WHAT YOU WILL DO
Return copies of the lines below that mention "Fixed".
DATASET: Begin
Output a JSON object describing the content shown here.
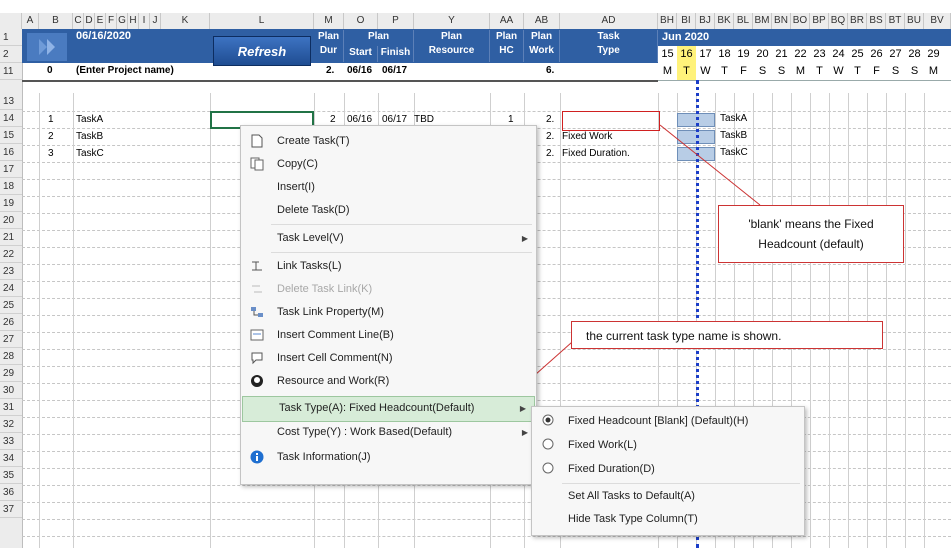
{
  "columns": [
    "A",
    "B",
    "C",
    "D",
    "E",
    "F",
    "G",
    "H",
    "I",
    "J",
    "K",
    "L",
    "M",
    "O",
    "P",
    "Y",
    "AA",
    "AB",
    "AD",
    "BH",
    "BI",
    "BJ",
    "BK",
    "BL",
    "BM",
    "BN",
    "BO",
    "BP",
    "BQ",
    "BR",
    "BS",
    "BT",
    "BU",
    "BV"
  ],
  "rows": [
    "1",
    "2",
    "11",
    "13",
    "14",
    "15",
    "16",
    "17",
    "18",
    "19",
    "20",
    "21",
    "22",
    "23",
    "24",
    "25",
    "26",
    "27",
    "28",
    "29",
    "30",
    "31",
    "32",
    "33",
    "34",
    "35",
    "36",
    "37"
  ],
  "header": {
    "date": "06/16/2020",
    "refresh_label": "Refresh",
    "plan_dur": [
      "Plan",
      "Dur"
    ],
    "plan_start_title": "Plan",
    "start": "Start",
    "finish": "Finish",
    "plan_resource": [
      "Plan",
      "Resource"
    ],
    "plan_hc": [
      "Plan",
      "HC"
    ],
    "plan_work": [
      "Plan",
      "Work"
    ],
    "task_type": [
      "Task",
      "Type"
    ],
    "month": "Jun 2020",
    "days": [
      "15",
      "16",
      "17",
      "18",
      "19",
      "20",
      "21",
      "22",
      "23",
      "24",
      "25",
      "26",
      "27",
      "28",
      "29"
    ],
    "weekdays": [
      "M",
      "T",
      "W",
      "T",
      "F",
      "S",
      "S",
      "M",
      "T",
      "W",
      "T",
      "F",
      "S",
      "S",
      "M"
    ]
  },
  "project_row": {
    "num": "0",
    "name": "(Enter Project name)",
    "dur": "2.",
    "start": "06/16",
    "finish": "06/17",
    "work": "6."
  },
  "tasks": [
    {
      "num": "1",
      "name": "TaskA",
      "dur": "2",
      "start": "06/16",
      "finish": "06/17",
      "resource": "TBD",
      "hc": "1",
      "work": "2.",
      "type": "",
      "bar_label": "TaskA"
    },
    {
      "num": "2",
      "name": "TaskB",
      "dur": "",
      "start": "",
      "finish": "",
      "resource": "",
      "hc": "",
      "work": "2.",
      "type": "Fixed Work",
      "bar_label": "TaskB"
    },
    {
      "num": "3",
      "name": "TaskC",
      "dur": "",
      "start": "",
      "finish": "",
      "resource": "",
      "hc": "",
      "work": "2.",
      "type": "Fixed Duration.",
      "bar_label": "TaskC"
    }
  ],
  "context_menu": [
    {
      "label": "Create Task(T)",
      "icon": "page-icon"
    },
    {
      "label": "Copy(C)",
      "icon": "copy-icon"
    },
    {
      "label": "Insert(I)",
      "icon": ""
    },
    {
      "label": "Delete Task(D)",
      "icon": ""
    },
    {
      "label": "Task Level(V)",
      "icon": ""
    },
    {
      "label": "Link Tasks(L)",
      "icon": "link-icon"
    },
    {
      "label": "Delete Task Link(K)",
      "icon": "unlink-icon"
    },
    {
      "label": "Task Link Property(M)",
      "icon": "link-property-icon"
    },
    {
      "label": "Insert Comment Line(B)",
      "icon": "comment-line-icon"
    },
    {
      "label": "Insert Cell Comment(N)",
      "icon": "cell-comment-icon"
    },
    {
      "label": "Resource and Work(R)",
      "icon": "resource-icon"
    },
    {
      "label": "Task Type(A): Fixed Headcount(Default)",
      "icon": ""
    },
    {
      "label": "Cost Type(Y) : Work Based(Default)",
      "icon": ""
    },
    {
      "label": "Task Information(J)",
      "icon": "info-icon"
    }
  ],
  "submenu": [
    {
      "label": "Fixed Headcount [Blank] (Default)(H)",
      "selected": true
    },
    {
      "label": "Fixed Work(L)",
      "selected": false
    },
    {
      "label": "Fixed Duration(D)",
      "selected": false
    },
    {
      "label": "Set All Tasks to Default(A)",
      "selected": false
    },
    {
      "label": "Hide Task Type Column(T)",
      "selected": false
    }
  ],
  "callouts": {
    "blank": [
      "'blank' means the Fixed",
      "Headcount (default)"
    ],
    "current": "the current task type name is shown."
  },
  "colors": {
    "header_blue": "#2f5fa3",
    "callout_red": "#cc3333",
    "bar": "#b8cde6",
    "today": "#fff27a"
  }
}
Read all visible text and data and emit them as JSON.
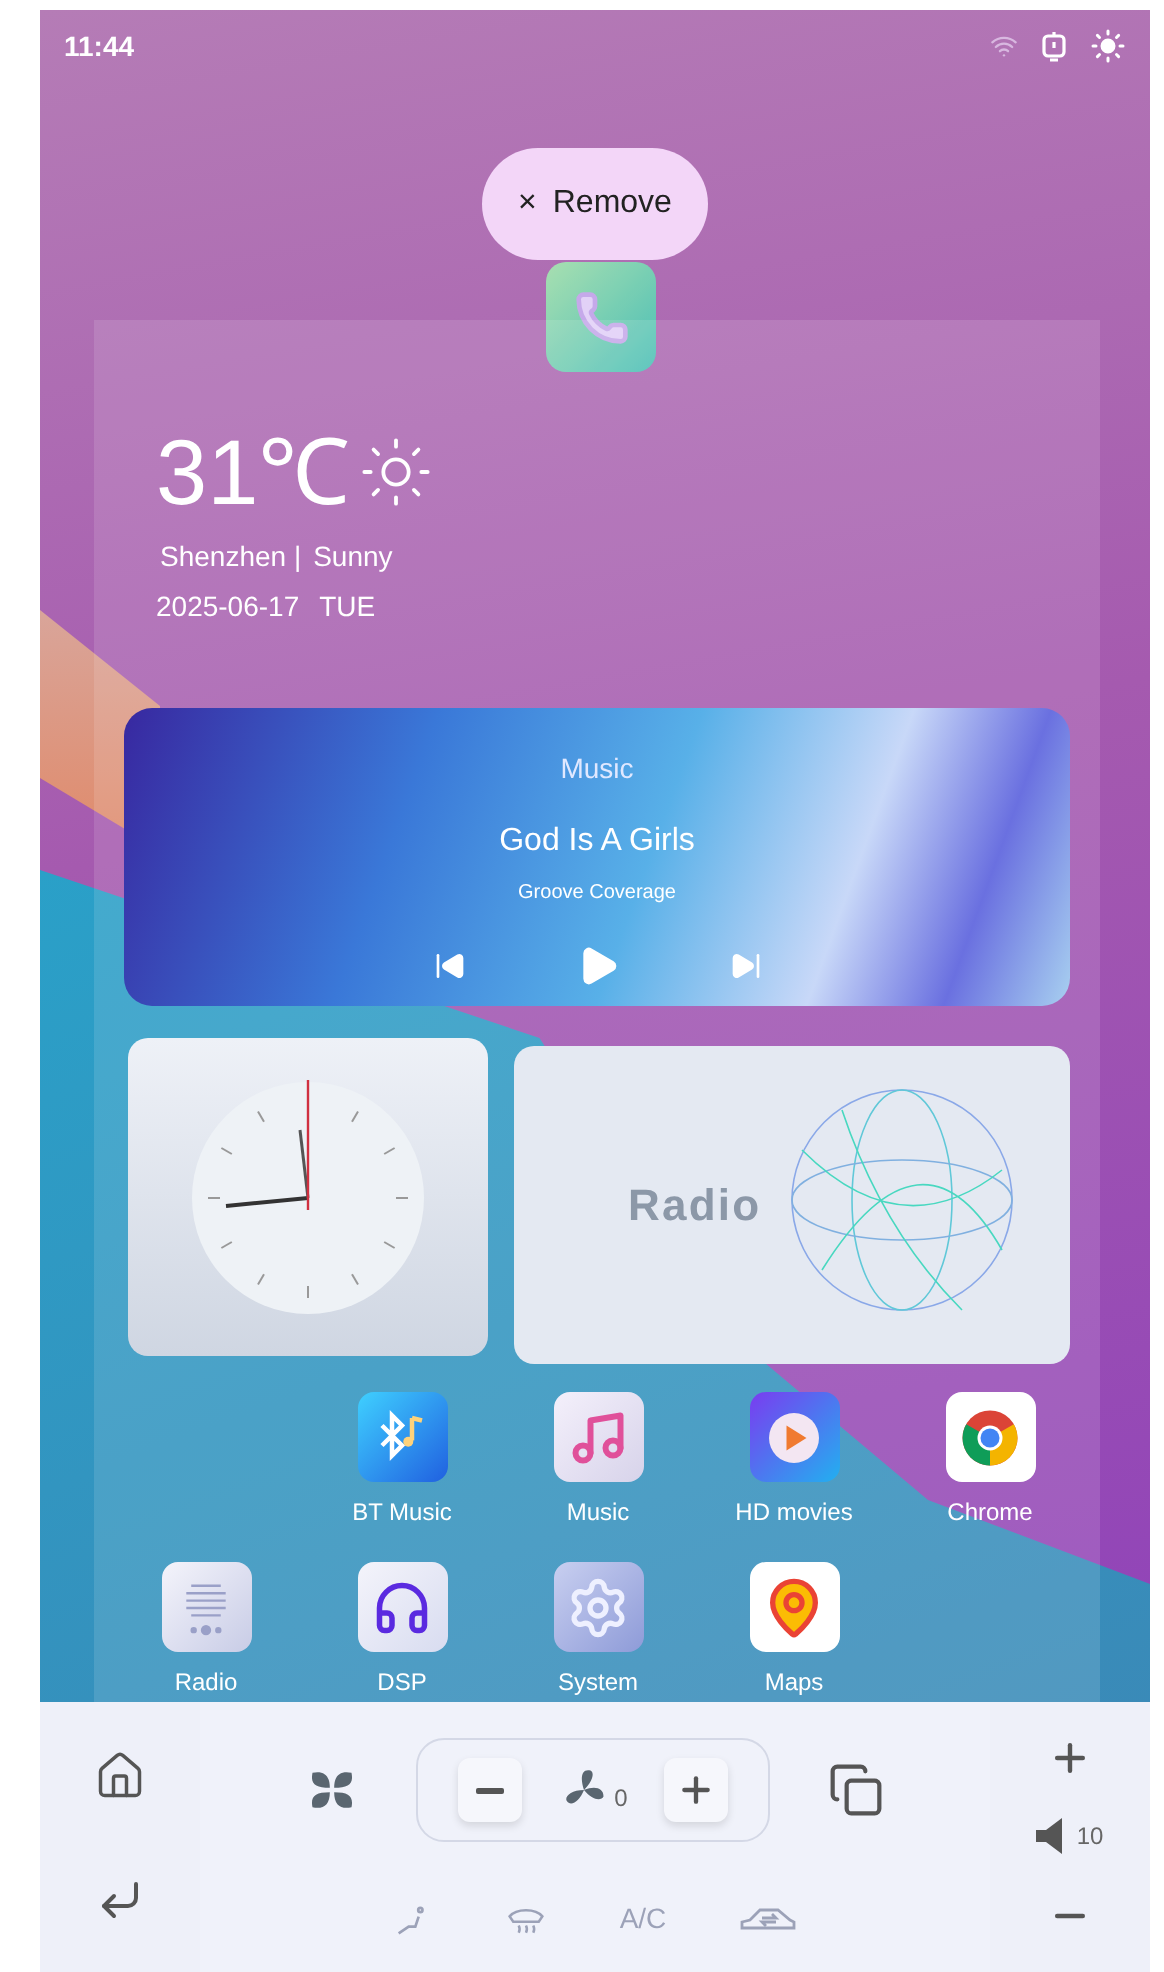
{
  "status_bar": {
    "time": "11:44"
  },
  "drag_target": {
    "close": "×",
    "label": "Remove"
  },
  "weather": {
    "temperature": "31℃",
    "city": "Shenzhen |",
    "condition": "Sunny",
    "date": "2025-06-17",
    "weekday": "TUE"
  },
  "music_widget": {
    "title": "Music",
    "song": "God Is A Girls",
    "artist": "Groove Coverage"
  },
  "radio_widget": {
    "label": "Radio"
  },
  "apps": [
    {
      "kind": "bt",
      "label": "BT Music"
    },
    {
      "kind": "music",
      "label": "Music"
    },
    {
      "kind": "movies",
      "label": "HD movies"
    },
    {
      "kind": "chrome",
      "label": "Chrome"
    },
    {
      "kind": "radio",
      "label": "Radio"
    },
    {
      "kind": "dsp",
      "label": "DSP"
    },
    {
      "kind": "system",
      "label": "System"
    },
    {
      "kind": "maps",
      "label": "Maps"
    }
  ],
  "climate": {
    "fan_speed": "0",
    "toggles": [
      {
        "kind": "seat",
        "on": false
      },
      {
        "kind": "defrost",
        "on": false
      },
      {
        "kind": "ac",
        "label": "A/C",
        "on": false
      },
      {
        "kind": "recirculation",
        "on": false
      }
    ]
  },
  "volume": {
    "value": "10"
  }
}
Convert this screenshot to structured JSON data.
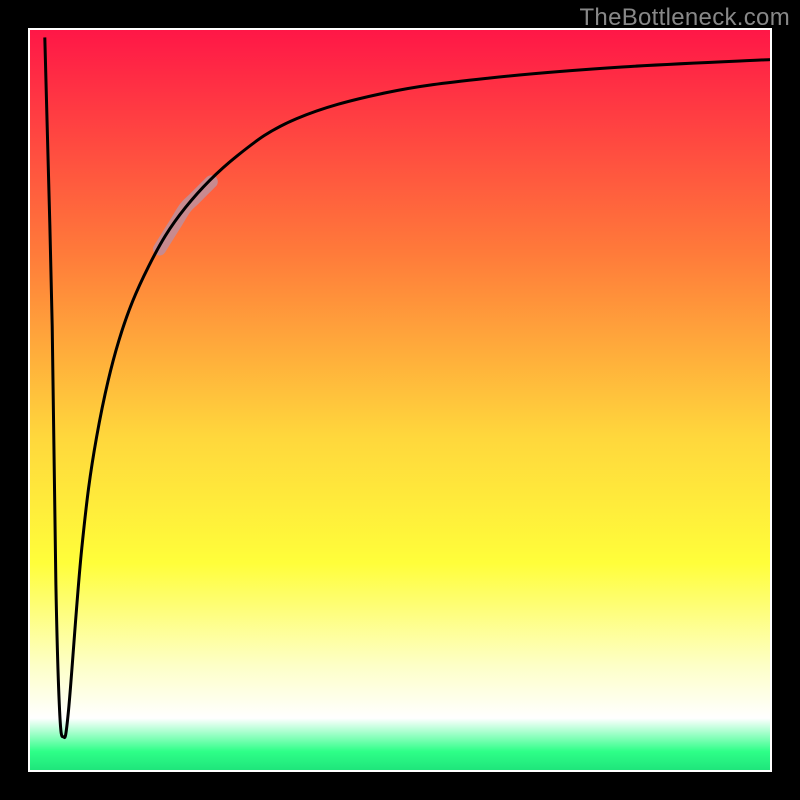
{
  "watermark": "TheBottleneck.com",
  "chart_data": {
    "type": "line",
    "title": "",
    "xlabel": "",
    "ylabel": "",
    "xlim": [
      0,
      100
    ],
    "ylim": [
      0,
      100
    ],
    "grid": false,
    "legend": false,
    "background_gradient": {
      "stops": [
        {
          "pos": 0.0,
          "color": "#ff1747"
        },
        {
          "pos": 0.3,
          "color": "#ff7a3a"
        },
        {
          "pos": 0.55,
          "color": "#ffd73c"
        },
        {
          "pos": 0.72,
          "color": "#fffe3a"
        },
        {
          "pos": 0.86,
          "color": "#fdffc8"
        },
        {
          "pos": 0.93,
          "color": "#ffffff"
        },
        {
          "pos": 0.975,
          "color": "#2eff88"
        },
        {
          "pos": 1.0,
          "color": "#1fe57b"
        }
      ]
    },
    "frame": {
      "color": "#000000",
      "width": 22
    },
    "series": [
      {
        "name": "bottleneck-curve",
        "color": "#000000",
        "stroke_width": 3,
        "points": [
          {
            "x": 2.0,
            "y": 99.0
          },
          {
            "x": 3.0,
            "y": 60.0
          },
          {
            "x": 3.5,
            "y": 25.0
          },
          {
            "x": 4.0,
            "y": 8.0
          },
          {
            "x": 4.5,
            "y": 4.5
          },
          {
            "x": 5.2,
            "y": 8.0
          },
          {
            "x": 7.0,
            "y": 30.0
          },
          {
            "x": 9.0,
            "y": 45.0
          },
          {
            "x": 12.0,
            "y": 58.0
          },
          {
            "x": 16.0,
            "y": 68.0
          },
          {
            "x": 21.0,
            "y": 76.0
          },
          {
            "x": 28.0,
            "y": 83.0
          },
          {
            "x": 36.0,
            "y": 88.0
          },
          {
            "x": 48.0,
            "y": 91.5
          },
          {
            "x": 62.0,
            "y": 93.5
          },
          {
            "x": 80.0,
            "y": 95.0
          },
          {
            "x": 100.0,
            "y": 96.0
          }
        ]
      }
    ],
    "highlight_segment": {
      "series": "bottleneck-curve",
      "x_range": [
        17.5,
        24.5
      ],
      "color": "#c88a8f",
      "stroke_width": 13
    }
  }
}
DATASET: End
ANSWER TO THE PROBLEM
      "type": "Fixed Work",
      "type": "Fixed Duration.",
      "label": "Task Type(A): Fixed Headcount(Default)",
      "label": "Fixed Headcount [Blank] (Default)(H)",
      "label": "Fixed Work(L)",
      "label": "Fixed Duration(D)",
      "'blank' means the Fixed",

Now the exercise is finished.